The relationship between human rights and peacebuilding has been increasingly recognised by international organisations in recent years. The 2030 Agenda for Sustainable Development explicitly combines the promotion of peaceful, just and inclusive societies in Goal 16, and the United Nations Human Rights Council acknowledged the crucial relationship between human rights and peacebuilding specifically for the first time in 2017.
But despite this recognition, practitioners working in the two fields are sometimes oblivious to, and may occasionally be disdainful of, each others’ work. This is problematic because their work so often touches on one another, given that the link between human rights violations and conflict is strong. Human rights violations repeatedly occur during conflicts, and a continued denial of rights can be a trigger for conflict. But in these high pressured environments, practitioners are inclined to act quickly according to what they think is right, and not collaboratively.
Problems faced by people, communities and societies can usually not be reduced to only a ‘human rights’ problem or a ‘peacebuilding’ problem. Consider for example repeated xenophobic violence in South Africa. A human rights view on the violence may highlight things like the police’s failure to provide refugees and migrants with protection or the state’s failure to prosecute cases of violence and looting. A peacebuilding view might stress other aspects of the situation, including limited trust between South Africans and refugees, and or a historic reliance on violence to settle grievances.
People working on devising solutions to these issues usually operate with a specific analytical frame in mind and use approaches they are familiar with. In doing so, they may overlook important features of the situation at hand and don’t necessarily consider the wider implications of their efforts. By being blind to the work and analysis of the other group, their initiatives might hinder rather than support the work of other practitioners. That is why a wider view needs to be taken by both human rights practitioners and peacebuilders.
Conciliation Resources is already applying some of these lessons to their work. In the Democratic Republic of Congo mistrust between local populations and the Congolese armed forces is high, and this has undermined peace and security efforts. This mistrust is driven by ongoing human rights violations and a lack of guaranteed protection for the civilian population amidst persistent attacks by the Lord's Resistance Army. By forming civil-military committees, Conciliation Resources has created space for dialogue between communities and army commanders. This has increased state accountability, and is also having a positive impact on peacebuilding efforts. Before these committees were established, most community groups rarely shared security information with the military. Nowadays there is a better connection between local early warning information provided by communities and rapid response by security forces.
In northeast Nigeria, Conciliation Resources is working with young people who are largely excluded from political, social and economic decision-making and as a result have become increasingly disengaged from society. This disillusionment has made them ideal targets for mobilisation by Boko Haram and other armed non-state actors. Conciliation Resources are currently supporting 12 Youth Peace Platforms. With over 1,000 members, these physical and digital networks mean young people have a safe space to talk, to listen and to learn with other young people who have had similar experiences. These spaces enable youth to raise their voice in engagement with elders and public officials and also develop their skills to handle conflict within their communities. This is relevant for redress and access to justice.

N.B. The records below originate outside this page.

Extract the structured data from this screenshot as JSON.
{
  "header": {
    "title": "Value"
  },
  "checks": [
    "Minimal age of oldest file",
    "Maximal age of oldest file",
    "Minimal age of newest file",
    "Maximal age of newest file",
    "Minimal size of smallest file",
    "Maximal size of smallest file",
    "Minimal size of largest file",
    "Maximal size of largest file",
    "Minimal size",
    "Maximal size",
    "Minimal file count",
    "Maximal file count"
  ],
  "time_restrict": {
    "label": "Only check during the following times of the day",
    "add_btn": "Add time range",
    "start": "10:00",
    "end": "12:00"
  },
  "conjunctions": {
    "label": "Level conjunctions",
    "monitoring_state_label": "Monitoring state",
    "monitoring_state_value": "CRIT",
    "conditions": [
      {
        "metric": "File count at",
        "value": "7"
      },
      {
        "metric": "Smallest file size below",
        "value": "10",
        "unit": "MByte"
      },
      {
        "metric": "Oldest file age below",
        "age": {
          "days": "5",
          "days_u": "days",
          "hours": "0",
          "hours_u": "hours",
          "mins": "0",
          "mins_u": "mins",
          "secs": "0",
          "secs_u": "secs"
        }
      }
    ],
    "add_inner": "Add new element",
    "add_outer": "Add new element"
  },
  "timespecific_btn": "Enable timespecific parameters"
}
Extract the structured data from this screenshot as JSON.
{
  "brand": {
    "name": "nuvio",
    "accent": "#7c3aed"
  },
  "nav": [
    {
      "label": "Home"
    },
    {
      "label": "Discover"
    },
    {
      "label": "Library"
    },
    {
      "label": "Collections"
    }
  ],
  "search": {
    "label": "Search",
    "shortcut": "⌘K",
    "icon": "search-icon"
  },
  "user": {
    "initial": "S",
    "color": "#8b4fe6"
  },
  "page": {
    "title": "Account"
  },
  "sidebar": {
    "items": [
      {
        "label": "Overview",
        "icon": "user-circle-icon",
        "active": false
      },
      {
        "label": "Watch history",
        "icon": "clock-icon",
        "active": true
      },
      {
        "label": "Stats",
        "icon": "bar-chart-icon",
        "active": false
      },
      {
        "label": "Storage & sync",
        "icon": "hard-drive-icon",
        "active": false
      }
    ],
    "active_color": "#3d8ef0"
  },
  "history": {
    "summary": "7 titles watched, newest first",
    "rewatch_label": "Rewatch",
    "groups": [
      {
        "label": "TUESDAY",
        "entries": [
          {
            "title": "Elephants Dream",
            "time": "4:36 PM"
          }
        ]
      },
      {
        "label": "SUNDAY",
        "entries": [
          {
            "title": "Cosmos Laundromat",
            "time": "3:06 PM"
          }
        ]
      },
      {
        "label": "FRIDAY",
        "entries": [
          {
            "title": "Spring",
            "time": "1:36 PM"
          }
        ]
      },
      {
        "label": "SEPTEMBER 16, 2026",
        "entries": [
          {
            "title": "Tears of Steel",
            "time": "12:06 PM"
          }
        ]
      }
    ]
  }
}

It is crucial that peacebuilders and human rights practitioners continue to examine how they can better work together, including sharing analysis of the challenging situations in which they interact. It is no longer sufficient to work in silos, as responses planned using tunnel vision are unlikely to fully resolve complex situations of human rights violations and violent conflict.
This Insight article is based on research originally published in the Journal of Human Rights Practice, 'Human Rights and Peacebuilding: Complementary and Contradictory, Complex and Contingent'.